Your medical records must document at least one of the following findings:
- You must recall a traumatic experience; and/or
- You must have recurring obsessions or compulsions; and/or
- You must exhibit an irrational fear of a situation, object, or activity that is persistent enough that it causes a compulsion in you to avoid the situation, object, or activity; and/or
- You must have severe panic attacks, with symptoms of fear, intense apprehension, and feelings of impending doom and terror, on an average of at least once a week; and/or
- You must experience generalized persistent anxiety accompanied by at least three of the following symptoms: autonomic hyperactivity (shortness of breath, rapid heart rate, dry mouth, cold hands, and dizziness), apprehensive expectation (anxiety, fear, worry, and persistent thoughts of potential misfortune), motor tension (fatigability, trembling, restlessness, and muscle tension), or vigilance and scanning behavior (feeling keyed up, increased startling, and impaired concentration).
Your medical records must show at least two of the following findings:
- You are markedly restricted in your normal daily activities, and/or
- You have marked difficulties in maintaining social functioning, and/or
- You have marked difficulty in maintaining your concentration, persistence, or pace, and/or
- You have repeated episodes of decompensation (worsening psychiatric symptoms), that are of extended duration.
Your medical records must prove that your PTSD results in your complete inability to function on your own outside your house.
When presenting your disability claim, your medical records should include at least one detailed description of the anxiety reaction you experience.

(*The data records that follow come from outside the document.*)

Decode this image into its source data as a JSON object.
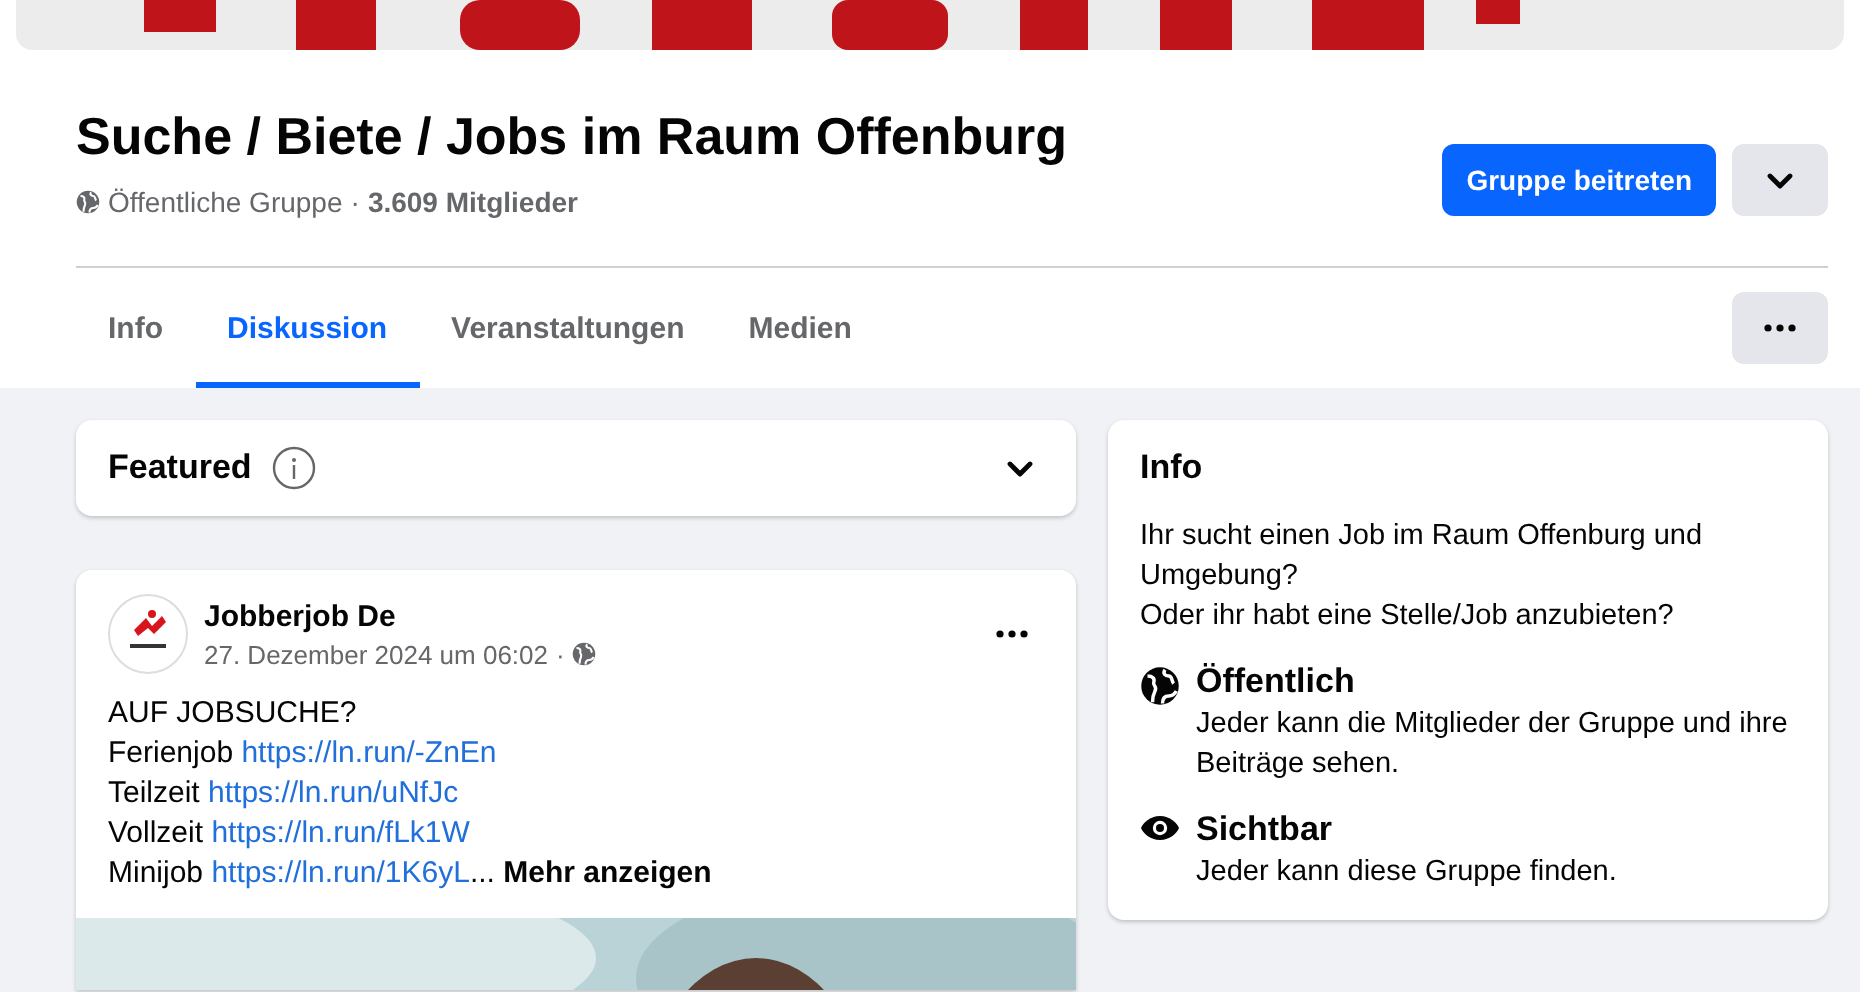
{
  "group": {
    "title": "Suche / Biete / Jobs im Raum Offenburg",
    "privacy": "Öffentliche Gruppe",
    "separator": "·",
    "members": "3.609 Mitglieder"
  },
  "join_button": "Gruppe beitreten",
  "tabs": [
    {
      "label": "Info",
      "selected": false
    },
    {
      "label": "Diskussion",
      "selected": true
    },
    {
      "label": "Veranstaltungen",
      "selected": false
    },
    {
      "label": "Medien",
      "selected": false
    }
  ],
  "featured": {
    "title": "Featured"
  },
  "post": {
    "author": "Jobberjob De",
    "date": "27. Dezember 2024 um 06:02",
    "separator": "·",
    "lines": [
      {
        "text": "AUF JOBSUCHE?"
      },
      {
        "text": "Ferienjob",
        "link": "https://ln.run/-ZnEn"
      },
      {
        "text": "Teilzeit",
        "link": "https://ln.run/uNfJc"
      },
      {
        "text": "Vollzeit",
        "link": "https://ln.run/fLk1W"
      },
      {
        "text": "Minijob",
        "link": "https://ln.run/1K6yL",
        "ellipsis": "..."
      }
    ],
    "more": "Mehr anzeigen"
  },
  "info": {
    "title": "Info",
    "description": [
      "Ihr sucht einen Job im Raum Offenburg und Umgebung?",
      "Oder ihr habt eine Stelle/Job anzubieten?"
    ],
    "items": [
      {
        "kind": "public",
        "title": "Öffentlich",
        "text": "Jeder kann die Mitglieder der Gruppe und ihre Beiträge sehen."
      },
      {
        "kind": "visible",
        "title": "Sichtbar",
        "text": "Jeder kann diese Gruppe finden."
      }
    ]
  }
}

That description should include the nature, duration, and frequency of the anxiety reaction and the effect(s) the anxiety reaction has on your ability to function. It should also include incidental factors that may cause or worsen the anxiety reaction. In addition, this description should indicate whether the description of the anxiety reaction matches your doctor's own observations.
Your Post Traumatic Stress Disorder Disability Case
If you are disabled because of Post Traumatic Stress Disorder that is severe enough to prevent you from working, you may be entitled to Social Security Disability Insurance (SSDI) or Supplemental Security Income (SSI).
You can learn more by filling out a quick and free evaluation form regarding your case.
Working closely with medical professionals and a qualified Social Security disability attorney or advocate to collect and present the appropriate documentation to support your disability claim in front of the Disability Determination Services (DDS) can help to ensure that your Post Traumatic Stress Disorder disability case will have the highest possible chance of success.